Stored dataset items:
********************
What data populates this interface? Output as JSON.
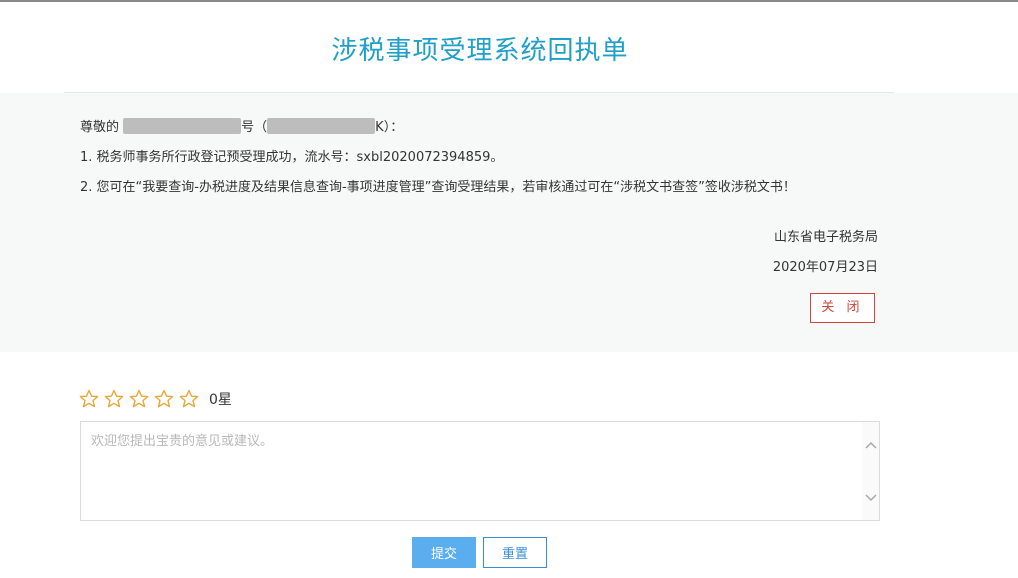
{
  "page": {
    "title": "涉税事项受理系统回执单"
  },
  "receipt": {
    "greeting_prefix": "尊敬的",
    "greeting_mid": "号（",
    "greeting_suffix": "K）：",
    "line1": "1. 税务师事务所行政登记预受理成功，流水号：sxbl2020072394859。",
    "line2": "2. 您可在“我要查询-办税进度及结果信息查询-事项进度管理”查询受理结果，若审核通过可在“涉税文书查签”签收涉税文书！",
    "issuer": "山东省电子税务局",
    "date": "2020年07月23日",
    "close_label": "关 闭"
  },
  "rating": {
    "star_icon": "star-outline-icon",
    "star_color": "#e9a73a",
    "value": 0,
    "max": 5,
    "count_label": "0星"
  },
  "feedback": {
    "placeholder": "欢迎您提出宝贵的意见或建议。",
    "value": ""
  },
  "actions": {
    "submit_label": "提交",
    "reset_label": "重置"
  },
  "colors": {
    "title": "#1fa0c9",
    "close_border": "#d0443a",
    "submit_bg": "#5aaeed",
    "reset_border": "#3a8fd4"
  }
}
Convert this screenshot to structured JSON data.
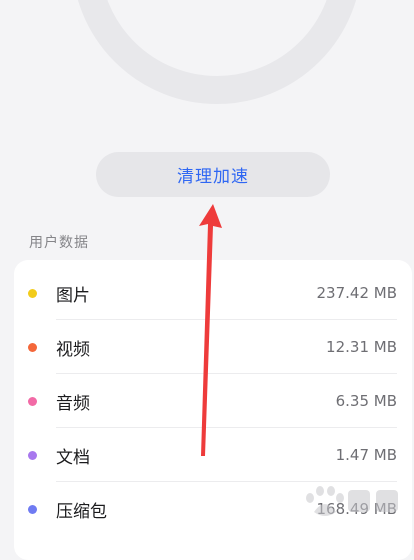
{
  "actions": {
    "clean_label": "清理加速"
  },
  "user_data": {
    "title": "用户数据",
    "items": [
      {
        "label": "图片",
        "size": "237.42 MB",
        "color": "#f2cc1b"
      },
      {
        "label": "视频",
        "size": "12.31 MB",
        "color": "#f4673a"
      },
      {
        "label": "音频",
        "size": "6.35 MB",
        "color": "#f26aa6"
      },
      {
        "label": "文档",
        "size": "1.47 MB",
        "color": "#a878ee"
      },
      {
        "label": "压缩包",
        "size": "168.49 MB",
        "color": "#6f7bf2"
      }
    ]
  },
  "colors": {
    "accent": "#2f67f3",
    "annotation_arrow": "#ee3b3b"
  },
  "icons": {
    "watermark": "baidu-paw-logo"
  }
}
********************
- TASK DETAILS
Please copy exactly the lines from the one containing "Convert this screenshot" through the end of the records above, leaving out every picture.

- ANSWER TO THIS EXERCISE
Convert this screenshot to structured JSON data.
{
  "actions": {
    "clean_label": "清理加速"
  },
  "user_data": {
    "title": "用户数据",
    "items": [
      {
        "label": "图片",
        "size": "237.42 MB",
        "color": "#f2cc1b"
      },
      {
        "label": "视频",
        "size": "12.31 MB",
        "color": "#f4673a"
      },
      {
        "label": "音频",
        "size": "6.35 MB",
        "color": "#f26aa6"
      },
      {
        "label": "文档",
        "size": "1.47 MB",
        "color": "#a878ee"
      },
      {
        "label": "压缩包",
        "size": "168.49 MB",
        "color": "#6f7bf2"
      }
    ]
  },
  "colors": {
    "accent": "#2f67f3",
    "annotation_arrow": "#ee3b3b"
  },
  "icons": {
    "watermark": "baidu-paw-logo"
  }
}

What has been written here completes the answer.